- **What you have to do**:
From the first line to the last, return the data exactly as written.

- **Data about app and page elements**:
--- START ---

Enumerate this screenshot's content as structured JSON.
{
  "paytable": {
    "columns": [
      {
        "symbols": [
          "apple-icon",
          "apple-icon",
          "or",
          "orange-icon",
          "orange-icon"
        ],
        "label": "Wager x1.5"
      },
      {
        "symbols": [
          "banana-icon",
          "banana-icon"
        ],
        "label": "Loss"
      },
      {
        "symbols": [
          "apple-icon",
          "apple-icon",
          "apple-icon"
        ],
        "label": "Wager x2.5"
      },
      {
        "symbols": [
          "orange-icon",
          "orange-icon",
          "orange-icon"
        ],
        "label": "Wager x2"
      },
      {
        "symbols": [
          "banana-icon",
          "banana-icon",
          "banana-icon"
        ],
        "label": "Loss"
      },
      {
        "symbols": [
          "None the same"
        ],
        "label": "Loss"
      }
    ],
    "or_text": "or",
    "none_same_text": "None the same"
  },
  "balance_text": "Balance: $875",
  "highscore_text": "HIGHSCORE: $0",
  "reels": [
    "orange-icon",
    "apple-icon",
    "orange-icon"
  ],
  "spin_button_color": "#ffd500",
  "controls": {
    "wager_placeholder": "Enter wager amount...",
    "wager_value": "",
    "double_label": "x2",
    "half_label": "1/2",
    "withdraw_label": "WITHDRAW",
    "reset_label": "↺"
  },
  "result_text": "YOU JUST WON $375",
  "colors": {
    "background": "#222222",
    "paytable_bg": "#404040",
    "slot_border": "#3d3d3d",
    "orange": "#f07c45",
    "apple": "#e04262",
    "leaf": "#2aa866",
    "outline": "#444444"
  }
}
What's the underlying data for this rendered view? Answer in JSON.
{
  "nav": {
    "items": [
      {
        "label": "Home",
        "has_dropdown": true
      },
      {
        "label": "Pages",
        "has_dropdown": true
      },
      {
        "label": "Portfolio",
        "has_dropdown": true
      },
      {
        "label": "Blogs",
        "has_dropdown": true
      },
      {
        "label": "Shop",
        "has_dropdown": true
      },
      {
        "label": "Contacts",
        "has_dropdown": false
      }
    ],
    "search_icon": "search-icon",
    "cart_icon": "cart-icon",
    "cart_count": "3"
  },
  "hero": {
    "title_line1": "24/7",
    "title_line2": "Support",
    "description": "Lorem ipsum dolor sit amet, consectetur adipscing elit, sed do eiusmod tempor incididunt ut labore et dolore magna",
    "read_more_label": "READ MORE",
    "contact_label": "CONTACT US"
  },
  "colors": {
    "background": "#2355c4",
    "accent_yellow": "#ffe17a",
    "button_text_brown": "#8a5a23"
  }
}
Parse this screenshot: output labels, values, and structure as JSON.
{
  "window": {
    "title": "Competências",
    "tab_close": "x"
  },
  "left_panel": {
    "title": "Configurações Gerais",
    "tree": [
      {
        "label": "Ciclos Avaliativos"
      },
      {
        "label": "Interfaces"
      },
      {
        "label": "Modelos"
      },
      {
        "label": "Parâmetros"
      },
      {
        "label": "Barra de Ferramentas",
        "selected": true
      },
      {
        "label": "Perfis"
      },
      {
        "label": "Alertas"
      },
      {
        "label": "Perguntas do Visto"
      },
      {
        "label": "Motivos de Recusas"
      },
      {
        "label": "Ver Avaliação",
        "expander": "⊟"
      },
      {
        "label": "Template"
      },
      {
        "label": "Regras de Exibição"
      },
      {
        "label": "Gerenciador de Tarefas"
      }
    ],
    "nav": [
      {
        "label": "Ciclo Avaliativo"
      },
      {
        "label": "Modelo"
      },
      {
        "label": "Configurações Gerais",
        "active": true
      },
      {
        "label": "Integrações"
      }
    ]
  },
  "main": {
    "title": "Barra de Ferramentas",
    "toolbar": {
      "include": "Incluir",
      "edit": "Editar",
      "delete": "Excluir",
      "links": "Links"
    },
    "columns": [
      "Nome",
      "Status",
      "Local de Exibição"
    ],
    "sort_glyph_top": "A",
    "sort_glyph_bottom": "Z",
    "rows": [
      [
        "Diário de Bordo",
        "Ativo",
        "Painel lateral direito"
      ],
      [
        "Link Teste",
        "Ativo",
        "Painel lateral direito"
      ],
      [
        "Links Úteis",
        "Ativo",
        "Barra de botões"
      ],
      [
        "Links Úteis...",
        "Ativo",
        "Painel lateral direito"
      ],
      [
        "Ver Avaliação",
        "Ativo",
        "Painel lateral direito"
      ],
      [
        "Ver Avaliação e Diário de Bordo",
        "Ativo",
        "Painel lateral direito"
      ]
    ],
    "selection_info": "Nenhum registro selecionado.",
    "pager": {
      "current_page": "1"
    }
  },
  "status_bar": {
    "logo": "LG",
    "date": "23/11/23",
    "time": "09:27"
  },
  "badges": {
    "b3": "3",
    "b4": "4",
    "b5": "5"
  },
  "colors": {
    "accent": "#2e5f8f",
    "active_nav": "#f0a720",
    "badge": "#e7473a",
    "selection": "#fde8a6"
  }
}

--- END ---

- **Result of this exercise**:
Enumerate this screenshot's content as structured JSON.
{
  "paytable": {
    "columns": [
      {
        "symbols": [
          "apple-icon",
          "apple-icon",
          "or",
          "orange-icon",
          "orange-icon"
        ],
        "label": "Wager x1.5"
      },
      {
        "symbols": [
          "banana-icon",
          "banana-icon"
        ],
        "label": "Loss"
      },
      {
        "symbols": [
          "apple-icon",
          "apple-icon",
          "apple-icon"
        ],
        "label": "Wager x2.5"
      },
      {
        "symbols": [
          "orange-icon",
          "orange-icon",
          "orange-icon"
        ],
        "label": "Wager x2"
      },
      {
        "symbols": [
          "banana-icon",
          "banana-icon",
          "banana-icon"
        ],
        "label": "Loss"
      },
      {
        "symbols": [
          "None the same"
        ],
        "label": "Loss"
      }
    ],
    "or_text": "or",
    "none_same_text": "None the same"
  },
  "balance_text": "Balance: $875",
  "highscore_text": "HIGHSCORE: $0",
  "reels": [
    "orange-icon",
    "apple-icon",
    "orange-icon"
  ],
  "spin_button_color": "#ffd500",
  "controls": {
    "wager_placeholder": "Enter wager amount...",
    "wager_value": "",
    "double_label": "x2",
    "half_label": "1/2",
    "withdraw_label": "WITHDRAW",
    "reset_label": "↺"
  },
  "result_text": "YOU JUST WON $375",
  "colors": {
    "background": "#222222",
    "paytable_bg": "#404040",
    "slot_border": "#3d3d3d",
    "orange": "#f07c45",
    "apple": "#e04262",
    "leaf": "#2aa866",
    "outline": "#444444"
  }
}
What's the underlying data for this rendered view? Answer in JSON.
{
  "nav": {
    "items": [
      {
        "label": "Home",
        "has_dropdown": true
      },
      {
        "label": "Pages",
        "has_dropdown": true
      },
      {
        "label": "Portfolio",
        "has_dropdown": true
      },
      {
        "label": "Blogs",
        "has_dropdown": true
      },
      {
        "label": "Shop",
        "has_dropdown": true
      },
      {
        "label": "Contacts",
        "has_dropdown": false
      }
    ],
    "search_icon": "search-icon",
    "cart_icon": "cart-icon",
    "cart_count": "3"
  },
  "hero": {
    "title_line1": "24/7",
    "title_line2": "Support",
    "description": "Lorem ipsum dolor sit amet, consectetur adipscing elit, sed do eiusmod tempor incididunt ut labore et dolore magna",
    "read_more_label": "READ MORE",
    "contact_label": "CONTACT US"
  },
  "colors": {
    "background": "#2355c4",
    "accent_yellow": "#ffe17a",
    "button_text_brown": "#8a5a23"
  }
}
Parse this screenshot: output labels, values, and structure as JSON.
{
  "window": {
    "title": "Competências",
    "tab_close": "x"
  },
  "left_panel": {
    "title": "Configurações Gerais",
    "tree": [
      {
        "label": "Ciclos Avaliativos"
      },
      {
        "label": "Interfaces"
      },
      {
        "label": "Modelos"
      },
      {
        "label": "Parâmetros"
      },
      {
        "label": "Barra de Ferramentas",
        "selected": true
      },
      {
        "label": "Perfis"
      },
      {
        "label": "Alertas"
      },
      {
        "label": "Perguntas do Visto"
      },
      {
        "label": "Motivos de Recusas"
      },
      {
        "label": "Ver Avaliação",
        "expander": "⊟"
      },
      {
        "label": "Template"
      },
      {
        "label": "Regras de Exibição"
      },
      {
        "label": "Gerenciador de Tarefas"
      }
    ],
    "nav": [
      {
        "label": "Ciclo Avaliativo"
      },
      {
        "label": "Modelo"
      },
      {
        "label": "Configurações Gerais",
        "active": true
      },
      {
        "label": "Integrações"
      }
    ]
  },
  "main": {
    "title": "Barra de Ferramentas",
    "toolbar": {
      "include": "Incluir",
      "edit": "Editar",
      "delete": "Excluir",
      "links": "Links"
    },
    "columns": [
      "Nome",
      "Status",
      "Local de Exibição"
    ],
    "sort_glyph_top": "A",
    "sort_glyph_bottom": "Z",
    "rows": [
      [
        "Diário de Bordo",
        "Ativo",
        "Painel lateral direito"
      ],
      [
        "Link Teste",
        "Ativo",
        "Painel lateral direito"
      ],
      [
        "Links Úteis",
        "Ativo",
        "Barra de botões"
      ],
      [
        "Links Úteis...",
        "Ativo",
        "Painel lateral direito"
      ],
      [
        "Ver Avaliação",
        "Ativo",
        "Painel lateral direito"
      ],
      [
        "Ver Avaliação e Diário de Bordo",
        "Ativo",
        "Painel lateral direito"
      ]
    ],
    "selection_info": "Nenhum registro selecionado.",
    "pager": {
      "current_page": "1"
    }
  },
  "status_bar": {
    "logo": "LG",
    "date": "23/11/23",
    "time": "09:27"
  },
  "badges": {
    "b3": "3",
    "b4": "4",
    "b5": "5"
  },
  "colors": {
    "accent": "#2e5f8f",
    "active_nav": "#f0a720",
    "badge": "#e7473a",
    "selection": "#fde8a6"
  }
}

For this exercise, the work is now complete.